* Dataset entries
• • • • •

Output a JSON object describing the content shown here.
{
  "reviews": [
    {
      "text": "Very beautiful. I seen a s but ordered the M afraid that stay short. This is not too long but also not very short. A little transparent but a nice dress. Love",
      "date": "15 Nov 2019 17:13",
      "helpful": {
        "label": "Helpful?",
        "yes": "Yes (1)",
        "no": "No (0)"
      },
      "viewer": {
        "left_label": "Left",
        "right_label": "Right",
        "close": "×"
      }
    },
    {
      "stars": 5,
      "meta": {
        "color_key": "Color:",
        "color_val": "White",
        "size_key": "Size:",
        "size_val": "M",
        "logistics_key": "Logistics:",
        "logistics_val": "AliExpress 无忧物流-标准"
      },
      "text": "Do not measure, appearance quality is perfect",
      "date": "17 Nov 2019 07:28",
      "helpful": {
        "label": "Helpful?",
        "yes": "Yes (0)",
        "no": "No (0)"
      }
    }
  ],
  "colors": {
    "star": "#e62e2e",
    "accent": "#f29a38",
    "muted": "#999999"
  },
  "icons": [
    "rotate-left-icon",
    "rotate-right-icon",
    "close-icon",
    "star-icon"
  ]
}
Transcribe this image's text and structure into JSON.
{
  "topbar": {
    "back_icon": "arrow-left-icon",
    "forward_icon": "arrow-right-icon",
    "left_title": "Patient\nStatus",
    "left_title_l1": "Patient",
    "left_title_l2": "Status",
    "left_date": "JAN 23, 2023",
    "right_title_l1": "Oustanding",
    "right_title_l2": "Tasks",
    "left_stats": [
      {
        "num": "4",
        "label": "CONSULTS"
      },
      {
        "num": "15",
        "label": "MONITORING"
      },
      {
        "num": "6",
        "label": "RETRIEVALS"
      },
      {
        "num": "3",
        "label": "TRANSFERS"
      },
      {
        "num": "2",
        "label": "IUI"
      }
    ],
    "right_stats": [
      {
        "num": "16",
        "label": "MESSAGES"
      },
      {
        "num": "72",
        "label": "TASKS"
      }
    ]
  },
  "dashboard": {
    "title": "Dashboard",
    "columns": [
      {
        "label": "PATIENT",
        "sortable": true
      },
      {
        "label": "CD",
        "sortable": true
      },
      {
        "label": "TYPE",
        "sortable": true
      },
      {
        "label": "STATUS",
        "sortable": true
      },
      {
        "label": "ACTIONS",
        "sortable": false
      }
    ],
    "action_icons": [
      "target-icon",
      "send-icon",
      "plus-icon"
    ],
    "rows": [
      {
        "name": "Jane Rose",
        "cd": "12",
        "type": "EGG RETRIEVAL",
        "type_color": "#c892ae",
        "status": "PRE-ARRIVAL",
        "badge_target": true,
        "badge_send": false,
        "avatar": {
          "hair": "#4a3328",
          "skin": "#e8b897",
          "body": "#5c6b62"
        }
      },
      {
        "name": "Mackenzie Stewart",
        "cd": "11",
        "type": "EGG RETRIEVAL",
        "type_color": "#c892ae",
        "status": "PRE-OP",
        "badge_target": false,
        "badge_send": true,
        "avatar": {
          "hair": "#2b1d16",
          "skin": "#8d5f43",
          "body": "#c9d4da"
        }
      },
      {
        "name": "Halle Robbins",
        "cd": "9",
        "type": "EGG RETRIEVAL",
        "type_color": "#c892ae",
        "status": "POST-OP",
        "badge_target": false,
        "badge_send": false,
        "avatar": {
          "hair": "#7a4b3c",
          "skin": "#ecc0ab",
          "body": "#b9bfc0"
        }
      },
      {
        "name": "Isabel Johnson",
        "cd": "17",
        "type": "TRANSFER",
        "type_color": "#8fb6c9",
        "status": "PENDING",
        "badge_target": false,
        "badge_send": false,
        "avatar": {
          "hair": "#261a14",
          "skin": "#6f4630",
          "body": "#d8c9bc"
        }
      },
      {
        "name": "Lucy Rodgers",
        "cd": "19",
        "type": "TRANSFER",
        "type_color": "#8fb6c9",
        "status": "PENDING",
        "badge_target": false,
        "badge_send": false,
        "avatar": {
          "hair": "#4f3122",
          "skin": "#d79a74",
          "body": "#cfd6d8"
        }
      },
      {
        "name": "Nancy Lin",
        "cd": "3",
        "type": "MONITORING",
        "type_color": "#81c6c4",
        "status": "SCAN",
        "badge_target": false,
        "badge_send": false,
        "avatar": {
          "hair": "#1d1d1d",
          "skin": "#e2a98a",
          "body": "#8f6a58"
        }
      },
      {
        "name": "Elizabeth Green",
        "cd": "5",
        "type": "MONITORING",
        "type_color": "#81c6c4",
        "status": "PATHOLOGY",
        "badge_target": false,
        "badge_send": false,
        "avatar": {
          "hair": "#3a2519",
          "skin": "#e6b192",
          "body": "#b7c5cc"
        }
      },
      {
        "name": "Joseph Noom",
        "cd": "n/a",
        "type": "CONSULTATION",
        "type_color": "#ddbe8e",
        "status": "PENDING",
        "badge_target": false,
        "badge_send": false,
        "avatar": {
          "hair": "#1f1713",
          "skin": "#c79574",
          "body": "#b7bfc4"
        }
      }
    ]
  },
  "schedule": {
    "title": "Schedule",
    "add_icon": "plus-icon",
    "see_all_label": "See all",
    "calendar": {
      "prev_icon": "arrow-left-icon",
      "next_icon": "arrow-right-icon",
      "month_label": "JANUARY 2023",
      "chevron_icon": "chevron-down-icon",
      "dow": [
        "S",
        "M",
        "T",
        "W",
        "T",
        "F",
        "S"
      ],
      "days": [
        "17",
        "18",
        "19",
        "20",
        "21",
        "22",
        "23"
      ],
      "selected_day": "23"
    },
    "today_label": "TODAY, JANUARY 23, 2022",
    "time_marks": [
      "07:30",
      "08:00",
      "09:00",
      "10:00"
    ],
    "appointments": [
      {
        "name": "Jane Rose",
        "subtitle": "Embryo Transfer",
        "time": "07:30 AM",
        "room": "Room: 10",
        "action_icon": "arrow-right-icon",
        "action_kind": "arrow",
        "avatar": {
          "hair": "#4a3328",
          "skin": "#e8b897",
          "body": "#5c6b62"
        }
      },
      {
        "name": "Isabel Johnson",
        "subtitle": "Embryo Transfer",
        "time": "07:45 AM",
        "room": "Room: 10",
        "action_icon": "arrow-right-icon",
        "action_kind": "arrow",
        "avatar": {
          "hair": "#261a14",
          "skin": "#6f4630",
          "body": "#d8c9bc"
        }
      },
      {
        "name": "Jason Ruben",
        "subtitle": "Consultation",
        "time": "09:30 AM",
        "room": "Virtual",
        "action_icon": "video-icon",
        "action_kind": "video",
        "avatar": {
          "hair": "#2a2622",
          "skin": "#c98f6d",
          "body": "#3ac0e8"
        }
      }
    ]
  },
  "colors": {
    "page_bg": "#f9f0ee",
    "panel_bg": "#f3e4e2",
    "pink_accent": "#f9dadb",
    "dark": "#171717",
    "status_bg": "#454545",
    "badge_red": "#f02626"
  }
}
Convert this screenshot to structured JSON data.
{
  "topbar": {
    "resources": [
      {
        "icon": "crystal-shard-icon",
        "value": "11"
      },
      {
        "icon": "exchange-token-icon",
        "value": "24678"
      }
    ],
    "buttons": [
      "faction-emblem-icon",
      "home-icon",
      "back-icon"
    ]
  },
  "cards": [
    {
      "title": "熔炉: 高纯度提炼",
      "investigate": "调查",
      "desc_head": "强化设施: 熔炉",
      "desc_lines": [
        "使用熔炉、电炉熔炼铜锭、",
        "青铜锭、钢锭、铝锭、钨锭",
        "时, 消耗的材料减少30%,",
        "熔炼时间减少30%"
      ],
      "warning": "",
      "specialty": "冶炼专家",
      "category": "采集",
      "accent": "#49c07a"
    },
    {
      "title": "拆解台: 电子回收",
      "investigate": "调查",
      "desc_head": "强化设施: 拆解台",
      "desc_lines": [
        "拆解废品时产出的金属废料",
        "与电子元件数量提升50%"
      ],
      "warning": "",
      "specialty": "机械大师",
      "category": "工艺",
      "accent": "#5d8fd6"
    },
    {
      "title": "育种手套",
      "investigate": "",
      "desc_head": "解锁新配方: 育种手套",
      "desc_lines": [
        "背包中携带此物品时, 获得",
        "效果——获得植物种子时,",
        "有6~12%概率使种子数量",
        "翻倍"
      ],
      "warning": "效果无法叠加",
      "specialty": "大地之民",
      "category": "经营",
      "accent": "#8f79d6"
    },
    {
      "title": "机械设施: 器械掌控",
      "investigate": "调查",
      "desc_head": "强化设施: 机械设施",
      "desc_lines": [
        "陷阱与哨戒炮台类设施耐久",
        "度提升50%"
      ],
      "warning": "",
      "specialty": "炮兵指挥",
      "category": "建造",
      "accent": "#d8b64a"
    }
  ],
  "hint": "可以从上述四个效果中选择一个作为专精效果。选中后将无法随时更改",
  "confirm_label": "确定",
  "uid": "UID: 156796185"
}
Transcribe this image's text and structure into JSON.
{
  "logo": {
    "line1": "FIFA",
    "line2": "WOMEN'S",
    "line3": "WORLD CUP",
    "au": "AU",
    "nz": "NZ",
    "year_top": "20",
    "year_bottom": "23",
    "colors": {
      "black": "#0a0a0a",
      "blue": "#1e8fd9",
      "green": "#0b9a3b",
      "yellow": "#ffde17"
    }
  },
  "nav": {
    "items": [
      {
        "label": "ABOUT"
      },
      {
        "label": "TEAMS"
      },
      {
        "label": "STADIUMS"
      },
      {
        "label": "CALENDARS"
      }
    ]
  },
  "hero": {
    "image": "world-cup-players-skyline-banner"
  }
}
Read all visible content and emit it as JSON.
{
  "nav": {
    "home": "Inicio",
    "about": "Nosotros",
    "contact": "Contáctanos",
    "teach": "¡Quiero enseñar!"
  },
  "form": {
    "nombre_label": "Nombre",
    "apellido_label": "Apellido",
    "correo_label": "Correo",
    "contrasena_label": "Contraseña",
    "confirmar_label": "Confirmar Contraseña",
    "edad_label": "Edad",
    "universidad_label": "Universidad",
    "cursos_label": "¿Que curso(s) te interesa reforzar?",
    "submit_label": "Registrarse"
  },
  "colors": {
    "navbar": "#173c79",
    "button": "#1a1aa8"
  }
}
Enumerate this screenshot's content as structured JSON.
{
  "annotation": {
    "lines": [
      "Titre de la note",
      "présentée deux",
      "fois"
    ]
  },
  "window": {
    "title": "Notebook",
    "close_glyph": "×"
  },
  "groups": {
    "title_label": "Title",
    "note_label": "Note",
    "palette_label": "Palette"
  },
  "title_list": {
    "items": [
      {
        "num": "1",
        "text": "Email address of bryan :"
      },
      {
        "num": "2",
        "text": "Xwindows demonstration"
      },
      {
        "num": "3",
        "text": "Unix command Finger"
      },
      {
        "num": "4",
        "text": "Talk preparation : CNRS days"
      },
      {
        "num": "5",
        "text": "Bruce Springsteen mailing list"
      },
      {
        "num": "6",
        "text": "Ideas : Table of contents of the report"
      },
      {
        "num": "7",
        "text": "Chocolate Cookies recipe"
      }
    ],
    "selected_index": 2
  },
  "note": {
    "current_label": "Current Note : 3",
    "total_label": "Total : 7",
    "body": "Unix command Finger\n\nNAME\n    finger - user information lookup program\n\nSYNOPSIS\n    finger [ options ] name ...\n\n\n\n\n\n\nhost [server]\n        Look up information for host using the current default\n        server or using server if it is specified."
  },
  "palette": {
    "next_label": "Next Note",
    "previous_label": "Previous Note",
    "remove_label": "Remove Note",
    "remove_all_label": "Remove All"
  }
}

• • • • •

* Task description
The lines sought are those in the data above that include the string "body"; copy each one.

* Written answer
          "body": "#5c6b62"
          "body": "#c9d4da"
          "body": "#b9bfc0"
          "body": "#d8c9bc"
          "body": "#cfd6d8"
          "body": "#8f6a58"
          "body": "#b7c5cc"
          "body": "#b7bfc4"
          "body": "#5c6b62"
          "body": "#d8c9bc"
          "body": "#3ac0e8"
    "body": "Unix command Finger\n\nNAME\n    finger - user information lookup program\n\nSYNOPSIS\n    finger [ options ] name ...\n\n\n\n\n\n\nhost [server]\n        Look up information for host using the current default\n        server or using server if it is specified."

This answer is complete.